Kalakriti Art Gallery in collaboration with The Seagull Foundation for the Arts, Kolkata brings to Hyderabad for the first time an exhibition showcasing drawings of women by renowned and eminent artist, K.G. Subramanyan.
Given the solid representation of K.G. Subramanyan artistic journey, the exhibition, offeres a selection of Subramanyan’s images of women, titled as ‘Women seen and Remembered’. Subramanyan’s oeuvre: images of women occupy a predominant place. Giving the human figure a new dimension – drawing upon the rich resources of myth, memory and tradition, Subramanyan tempers romanticism with wit and eroticism.
The works on view can be divided into three groups – both chronological and typological, with all such divisions, and a few overlaps. A handful of Subramanyan’s early drawings are studies from models, of the kind that art students practise, their main aims being training in observation and an accurate rendering of the visible.
Subramanyan emphasized the sensuousness of the body in a manner seldom seen in traditional Indian art. This visual vocabulary that he lays out in certain drawings from the sixties and early seventies marks the first consolidation of a vision, or an arrival, rather than an absolute beginning. The impact and and influence of early modernists like Binod Bihari Mukerjee, Ram Kinkar Baij and Nandlal Bose, whom Subramanyan was fortunate to have as his teachers along with his own sensative and profound philosophy, are facts that have contributed to his long sustained and prolific career.
The exhibition allow viewers to reveal a culture and society that are tumultuously involved in a grand civilization moment of transition.
Painter, sculptor, muralist, K G Subramanyan was born in a village in north Kerala in 1924. While studying economics at Presidency College, Madras, Subramanyan became involved in the freedom struggle. He was imprisoned and debarred from government colleges. The turning point of his life came when he joined Kala Bhavan at Visva Bharati in Santiniketan in 1944. He studied at kala Bhavan till 1948.
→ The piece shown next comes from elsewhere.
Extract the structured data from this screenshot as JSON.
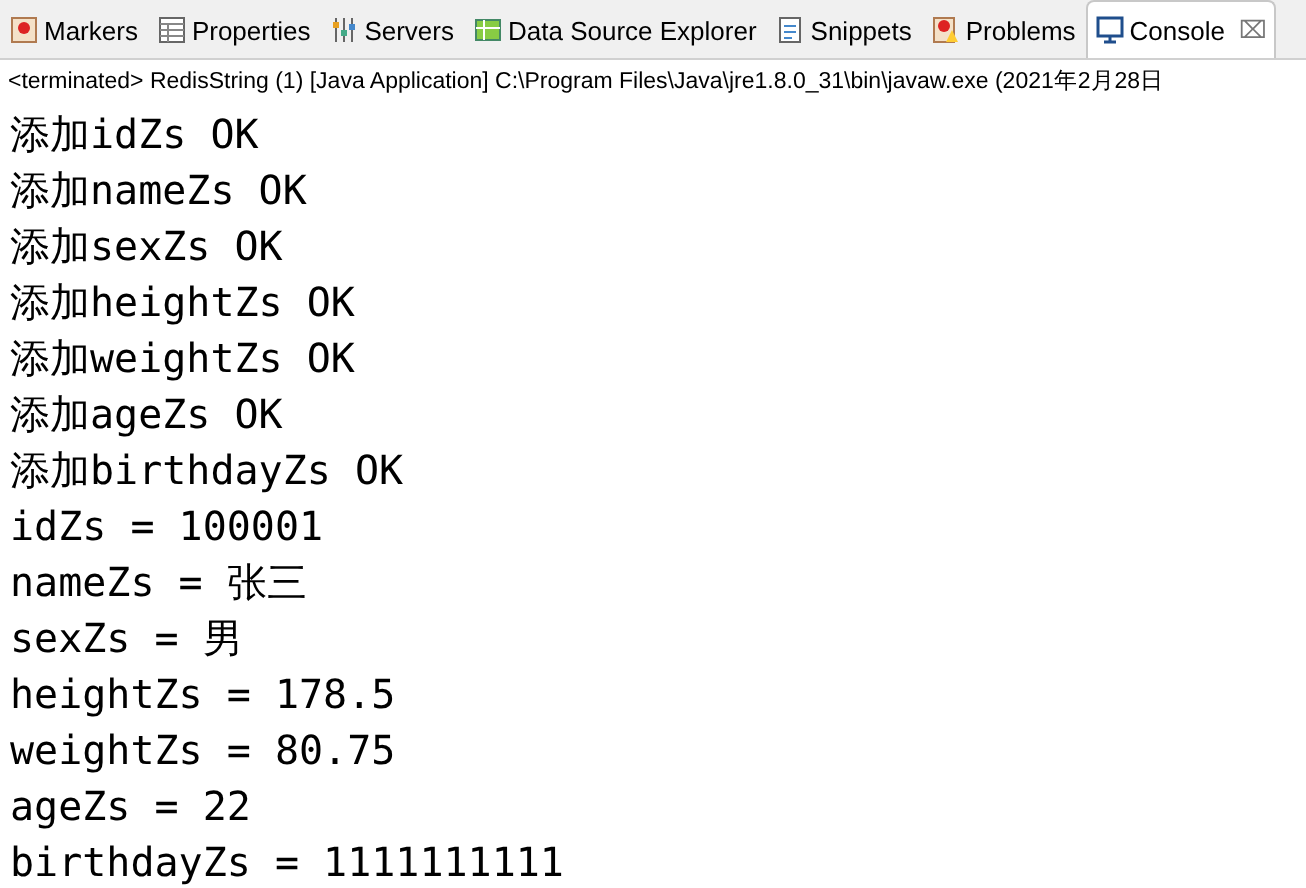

Between 1951 and 1959, Subramanyan was a lecturer in painting at the Faculty of Fine Arts in Baroda. During 1955 and 1956, he went to the Slade School of Art in London to study as a British Council research scholar. From 1959 to 1961, Subramanyan was deputy director (design) at All India Handloom Board. Bombay. He continued to be a design consultant till 1966. He went back to Baroda as reader in painting between 1961 and 1965.
From 1966 to 1980, Subramanyan was professor of painting at Baroda. He went to New York as J D Rockefeller 111 fellow during 1966 and 1967. From 1968 to 1974, he acted as the dean of the faculty of fine arts, Baroda. In 1975 and 1976, he attended World Craft council meets as a delegate. In 1976, he was a visiting lecturer at various Canadian universities. In 1980 Subramanyan moved back to Santiniketan and till 1989 was professor of painting at Kala Bhavan. During 1987 and 1988 ‘ he lived at Oxford as Christensen Fellow in St. Catherine’s College. In 1989, he was appointed professor emeritus at Kala Bhavan, Visva Bharati.
He has received the Kalidas Samman in 198 1, the Padma Shree in 1975, a D. Litt. (Honoris Causa) from the Rabindra Bharati University, Calcutta in 1992 and became a Fellow of Kerala Lalit Kala Akademi in 1993.